[Start of Attachment]

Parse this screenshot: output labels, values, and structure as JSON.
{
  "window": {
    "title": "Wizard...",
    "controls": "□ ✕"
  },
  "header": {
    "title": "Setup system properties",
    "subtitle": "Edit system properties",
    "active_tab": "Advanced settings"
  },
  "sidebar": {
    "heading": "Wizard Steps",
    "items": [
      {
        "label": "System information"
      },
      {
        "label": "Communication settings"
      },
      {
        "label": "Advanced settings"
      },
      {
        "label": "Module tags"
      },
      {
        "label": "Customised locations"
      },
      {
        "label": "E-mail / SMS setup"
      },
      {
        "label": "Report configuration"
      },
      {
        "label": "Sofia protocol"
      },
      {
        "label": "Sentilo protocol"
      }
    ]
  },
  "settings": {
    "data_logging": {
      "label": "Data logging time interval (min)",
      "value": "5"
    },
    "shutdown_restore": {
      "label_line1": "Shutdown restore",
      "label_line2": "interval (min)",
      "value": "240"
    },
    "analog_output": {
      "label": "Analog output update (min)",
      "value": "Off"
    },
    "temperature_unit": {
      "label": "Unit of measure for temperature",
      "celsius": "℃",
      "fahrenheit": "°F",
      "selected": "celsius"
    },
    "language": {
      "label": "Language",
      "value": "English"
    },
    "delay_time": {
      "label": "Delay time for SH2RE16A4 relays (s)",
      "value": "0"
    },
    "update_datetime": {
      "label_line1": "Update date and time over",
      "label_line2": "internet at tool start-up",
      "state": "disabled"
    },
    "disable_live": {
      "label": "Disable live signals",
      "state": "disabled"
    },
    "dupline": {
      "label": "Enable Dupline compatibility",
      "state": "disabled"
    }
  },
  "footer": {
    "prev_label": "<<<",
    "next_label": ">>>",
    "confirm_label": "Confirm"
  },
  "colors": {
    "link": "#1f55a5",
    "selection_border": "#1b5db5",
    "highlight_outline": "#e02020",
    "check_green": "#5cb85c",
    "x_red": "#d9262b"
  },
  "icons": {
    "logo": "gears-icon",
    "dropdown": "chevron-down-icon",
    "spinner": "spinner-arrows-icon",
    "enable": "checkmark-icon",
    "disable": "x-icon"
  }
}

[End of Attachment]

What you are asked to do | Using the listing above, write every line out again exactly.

Answer for this exercise |
Parse this screenshot: output labels, values, and structure as JSON.
{
  "window": {
    "title": "Wizard...",
    "controls": "□ ✕"
  },
  "header": {
    "title": "Setup system properties",
    "subtitle": "Edit system properties",
    "active_tab": "Advanced settings"
  },
  "sidebar": {
    "heading": "Wizard Steps",
    "items": [
      {
        "label": "System information"
      },
      {
        "label": "Communication settings"
      },
      {
        "label": "Advanced settings"
      },
      {
        "label": "Module tags"
      },
      {
        "label": "Customised locations"
      },
      {
        "label": "E-mail / SMS setup"
      },
      {
        "label": "Report configuration"
      },
      {
        "label": "Sofia protocol"
      },
      {
        "label": "Sentilo protocol"
      }
    ]
  },
  "settings": {
    "data_logging": {
      "label": "Data logging time interval (min)",
      "value": "5"
    },
    "shutdown_restore": {
      "label_line1": "Shutdown restore",
      "label_line2": "interval (min)",
      "value": "240"
    },
    "analog_output": {
      "label": "Analog output update (min)",
      "value": "Off"
    },
    "temperature_unit": {
      "label": "Unit of measure for temperature",
      "celsius": "℃",
      "fahrenheit": "°F",
      "selected": "celsius"
    },
    "language": {
      "label": "Language",
      "value": "English"
    },
    "delay_time": {
      "label": "Delay time for SH2RE16A4 relays (s)",
      "value": "0"
    },
    "update_datetime": {
      "label_line1": "Update date and time over",
      "label_line2": "internet at tool start-up",
      "state": "disabled"
    },
    "disable_live": {
      "label": "Disable live signals",
      "state": "disabled"
    },
    "dupline": {
      "label": "Enable Dupline compatibility",
      "state": "disabled"
    }
  },
  "footer": {
    "prev_label": "<<<",
    "next_label": ">>>",
    "confirm_label": "Confirm"
  },
  "colors": {
    "link": "#1f55a5",
    "selection_border": "#1b5db5",
    "highlight_outline": "#e02020",
    "check_green": "#5cb85c",
    "x_red": "#d9262b"
  },
  "icons": {
    "logo": "gears-icon",
    "dropdown": "chevron-down-icon",
    "spinner": "spinner-arrows-icon",
    "enable": "checkmark-icon",
    "disable": "x-icon"
  }
}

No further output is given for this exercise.